[Interface dataset entries]

%%

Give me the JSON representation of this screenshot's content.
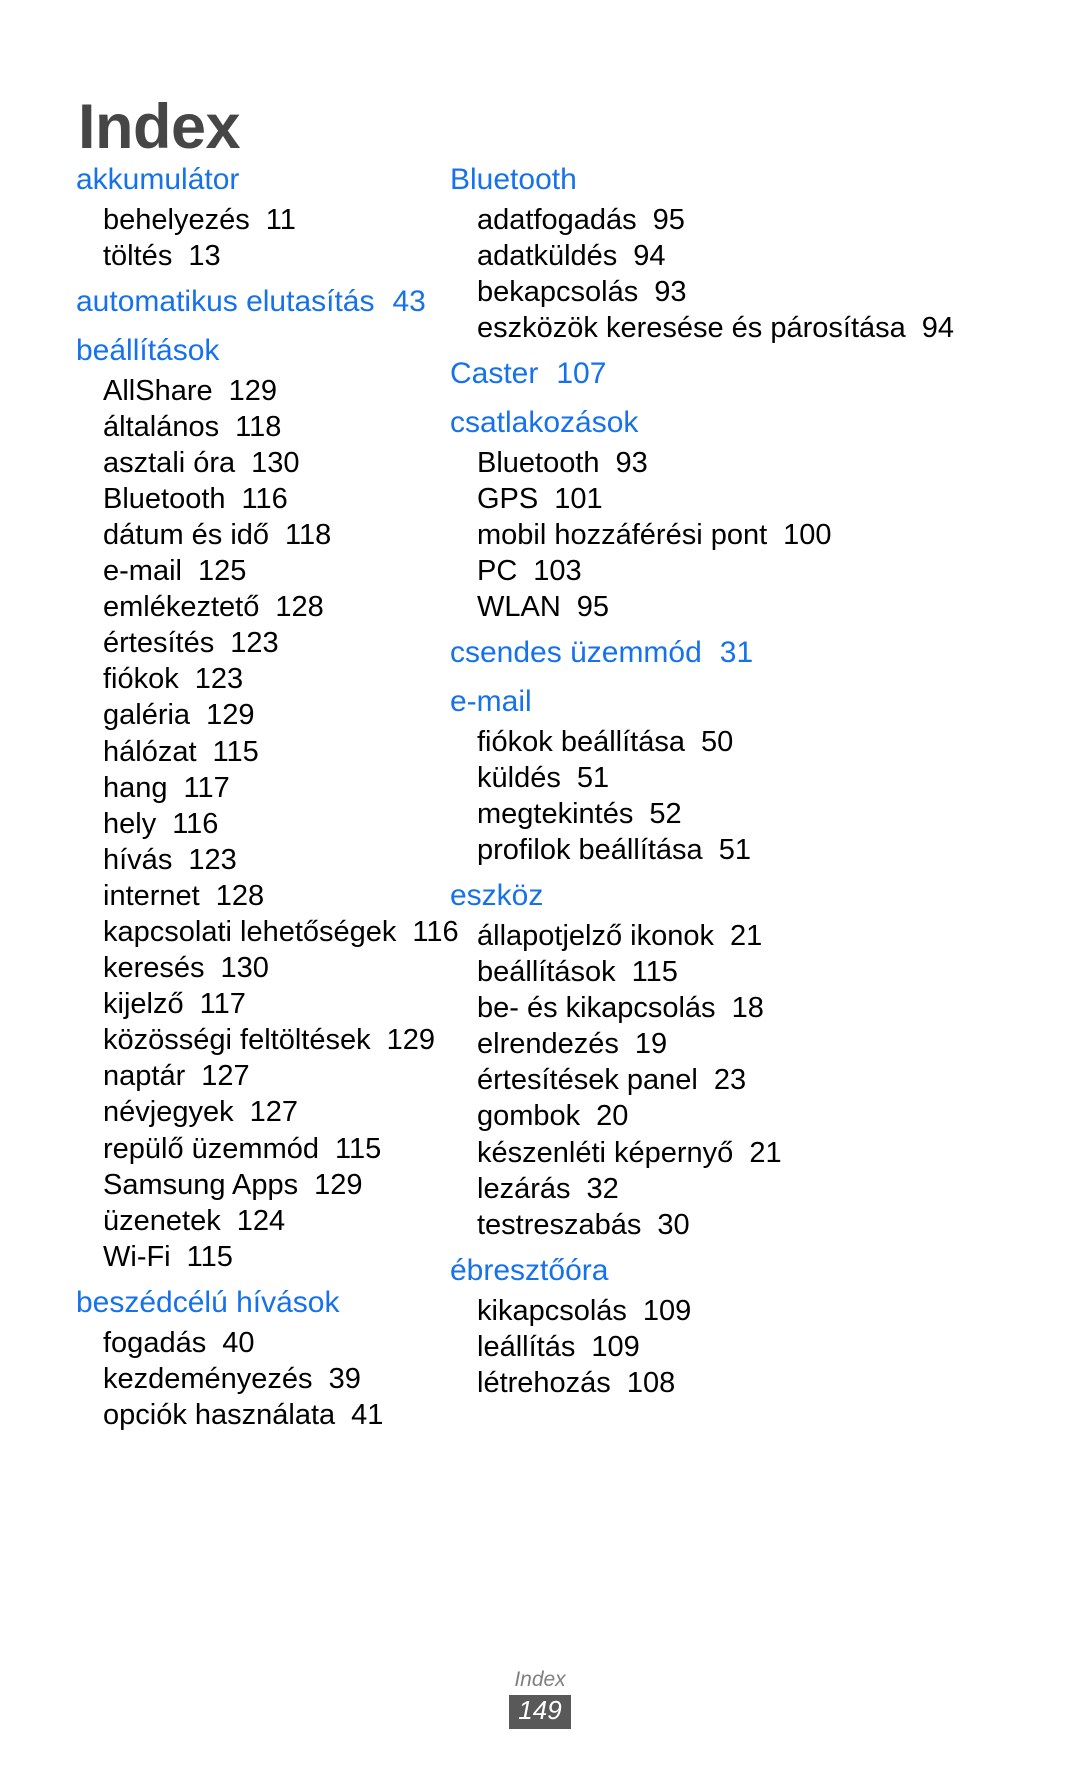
{
  "document": {
    "title": "Index",
    "title_color": "#464646",
    "accent_color": "#1572ea",
    "footer": {
      "label": "Index",
      "page_number": "149"
    }
  },
  "columns": {
    "left": [
      {
        "head": "akkumulátor",
        "head_page": "",
        "items": [
          {
            "label": "behelyezés",
            "page": "11"
          },
          {
            "label": "töltés",
            "page": "13"
          }
        ]
      },
      {
        "head": "automatikus elutasítás",
        "head_page": "43",
        "items": []
      },
      {
        "head": "beállítások",
        "head_page": "",
        "items": [
          {
            "label": "AllShare",
            "page": "129"
          },
          {
            "label": "általános",
            "page": "118"
          },
          {
            "label": "asztali óra",
            "page": "130"
          },
          {
            "label": "Bluetooth",
            "page": "116"
          },
          {
            "label": "dátum és idő",
            "page": "118"
          },
          {
            "label": "e-mail",
            "page": "125"
          },
          {
            "label": "emlékeztető",
            "page": "128"
          },
          {
            "label": "értesítés",
            "page": "123"
          },
          {
            "label": "fiókok",
            "page": "123"
          },
          {
            "label": "galéria",
            "page": "129"
          },
          {
            "label": "hálózat",
            "page": "115"
          },
          {
            "label": "hang",
            "page": "117"
          },
          {
            "label": "hely",
            "page": "116"
          },
          {
            "label": "hívás",
            "page": "123"
          },
          {
            "label": "internet",
            "page": "128"
          },
          {
            "label": "kapcsolati lehetőségek",
            "page": "116"
          },
          {
            "label": "keresés",
            "page": "130"
          },
          {
            "label": "kijelző",
            "page": "117"
          },
          {
            "label": "közösségi feltöltések",
            "page": "129"
          },
          {
            "label": "naptár",
            "page": "127"
          },
          {
            "label": "névjegyek",
            "page": "127"
          },
          {
            "label": "repülő üzemmód",
            "page": "115"
          },
          {
            "label": "Samsung Apps",
            "page": "129"
          },
          {
            "label": "üzenetek",
            "page": "124"
          },
          {
            "label": "Wi-Fi",
            "page": "115"
          }
        ]
      },
      {
        "head": "beszédcélú hívások",
        "head_page": "",
        "items": [
          {
            "label": "fogadás",
            "page": "40"
          },
          {
            "label": "kezdeményezés",
            "page": "39"
          },
          {
            "label": "opciók használata",
            "page": "41"
          }
        ]
      }
    ],
    "right": [
      {
        "head": "Bluetooth",
        "head_page": "",
        "items": [
          {
            "label": "adatfogadás",
            "page": "95"
          },
          {
            "label": "adatküldés",
            "page": "94"
          },
          {
            "label": "bekapcsolás",
            "page": "93"
          },
          {
            "label": "eszközök keresése és párosítása",
            "page": "94"
          }
        ]
      },
      {
        "head": "Caster",
        "head_page": "107",
        "items": []
      },
      {
        "head": "csatlakozások",
        "head_page": "",
        "items": [
          {
            "label": "Bluetooth",
            "page": "93"
          },
          {
            "label": "GPS",
            "page": "101"
          },
          {
            "label": "mobil hozzáférési pont",
            "page": "100"
          },
          {
            "label": "PC",
            "page": "103"
          },
          {
            "label": "WLAN",
            "page": "95"
          }
        ]
      },
      {
        "head": "csendes üzemmód",
        "head_page": "31",
        "items": []
      },
      {
        "head": "e-mail",
        "head_page": "",
        "items": [
          {
            "label": "fiókok beállítása",
            "page": "50"
          },
          {
            "label": "küldés",
            "page": "51"
          },
          {
            "label": "megtekintés",
            "page": "52"
          },
          {
            "label": "profilok beállítása",
            "page": "51"
          }
        ]
      },
      {
        "head": "eszköz",
        "head_page": "",
        "items": [
          {
            "label": "állapotjelző ikonok",
            "page": "21"
          },
          {
            "label": "beállítások",
            "page": "115"
          },
          {
            "label": "be- és kikapcsolás",
            "page": "18"
          },
          {
            "label": "elrendezés",
            "page": "19"
          },
          {
            "label": "értesítések panel",
            "page": "23"
          },
          {
            "label": "gombok",
            "page": "20"
          },
          {
            "label": "készenléti képernyő",
            "page": "21"
          },
          {
            "label": "lezárás",
            "page": "32"
          },
          {
            "label": "testreszabás",
            "page": "30"
          }
        ]
      },
      {
        "head": "ébresztőóra",
        "head_page": "",
        "items": [
          {
            "label": "kikapcsolás",
            "page": "109"
          },
          {
            "label": "leállítás",
            "page": "109"
          },
          {
            "label": "létrehozás",
            "page": "108"
          }
        ]
      }
    ]
  }
}
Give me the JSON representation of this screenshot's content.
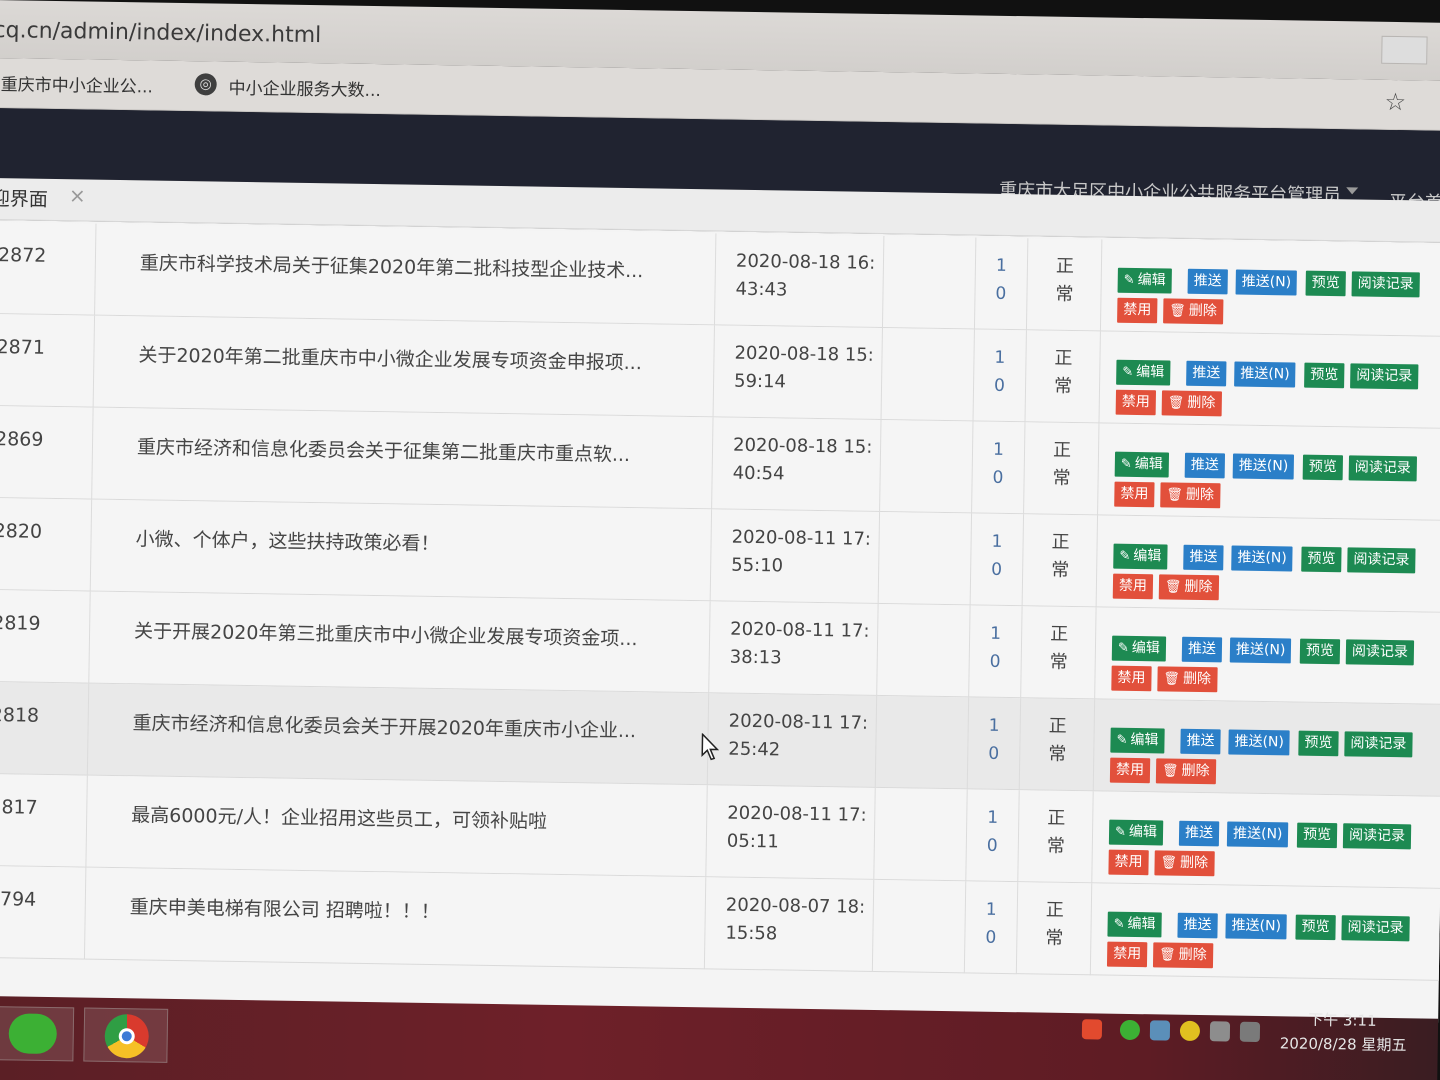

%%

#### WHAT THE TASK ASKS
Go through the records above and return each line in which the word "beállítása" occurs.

#### EXERCISE OUTPUT
            "label": "fiókok beállítása",
            "label": "profilok beállítása",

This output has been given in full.